The ministry has the authority to collect personal information, directly or indirectly, under subsection 8.1(1) of the Education Act, R.S.O 1990, c. E.2.

What happens to the personal information when the ministry collects it indirectly?

Generally, when the ministry collects personal information indirectly, the personal information is collected by the Education Statistics and Analysis Branch (ESAB) on behalf of the ministry. Because the ministry must verify that the information it collects is accurate, the ministry uses the biographical data (i.e., personal information) to ensure that the correct Ministry Educator Number (MEN) or Ontario Education Number (OEN) has been reported.

Once this verification has taken place, ESAB retains the data in a secure environment and acts as the gatekeeper for requests from other ministry staff and external researchers. In most cases, these users would only obtain access to data in a depersonalized format, meaning that the data would not contain personal identifiers.

How does the ministry depersonalize personal information?

Personal information is defined in section 2(1) of the Freedom of Information and Protection of Privacy Act to mean recorded information about an identifiable individual.

The ministry takes reasonable steps to ensure that the personal information disclosed to it by individuals or other organizations is accurate and up-to-date before it is used by the ministry.

To ensure the security and confidentiality of personal information, the ministry depersonalizes the personal information it indirectly collects by:

  • verifying that the personal information matches ministry data
  • removing and securely destroying identifiers and all of the sensitive fields (such as first name, last name, gender and date of birth) that could lead to the identification of an individual from the copy of the data
  • encrypting the remaining OEN data on the copy of the data to create the depersonalized data
  • loading the depersonalized data into the ministry data warehouse
  • securely destroying the source files provided by the organization immediately afterwards

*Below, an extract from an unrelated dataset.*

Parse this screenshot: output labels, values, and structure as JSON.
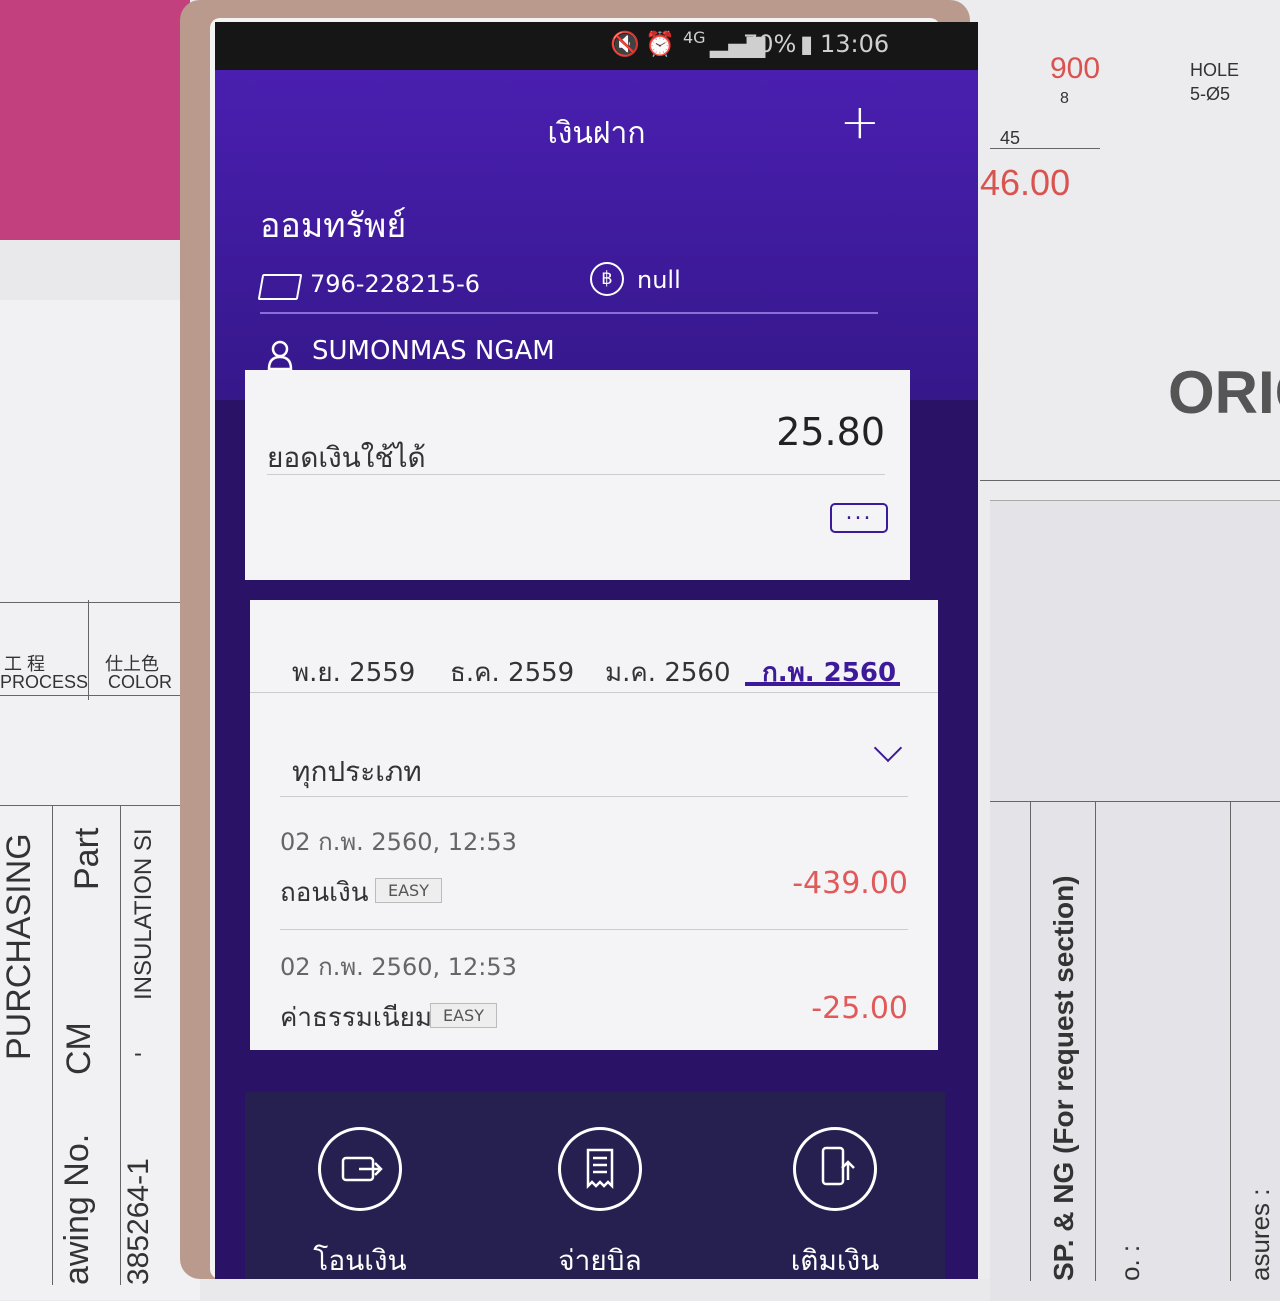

What are some examples of the ministry's use of depersonalized data?

The following are examples of some of the ways in which the ministry uses depersonalized data:

How does the ministry protect the privacy of students' and educators' information?

Personal information indirectly collected by the ministry is protected in accordance with the Freedom of Information and Protection of Privacy Act, R.S.O. 1990, c. F.31, and with the following restrictions:

  • The ministry only collects and uses personal information if other information will not serve the intended purpose.
  • All records containing personal information are maintained in a secure and limited access environment. For example:
    • the technology used for transmission of personal information is secure and password-protected
    • data is transferred electronically to the ministry to maximize the accuracy of information, thereby reducing the possibility of human data entry errors
    • personal information is only accessible to a limited number of authorized staff in the ministry
    • school boards and other organizations that provide data to the ministry ensure the accuracy of personal information prior to transferring the information to the ministry
    • redundant data is eliminated
  • In most cases the ministry can meet its information needs after depersonalizing the data to remove identifiers and all of the sensitive fields that could lead to the identification of an individual.
  • Records are destroyed in a secure manner when no longer required by the ministry.
  • Unless required by law, it is the ministry's policy to not publicly report ‘aggregate data' if the data relates to fewer than ten individuals. This suppression of aggregate data, where the data relates to review that then individuals, is an extra precaution taken to protect privacy.
  • Unless required by law, the ministry does not publicly report information to the public if the number of students involved is so small that the individual might be identifiable, even though individual results don't include student names. The ministry uses depersonalized data for public resources and reports.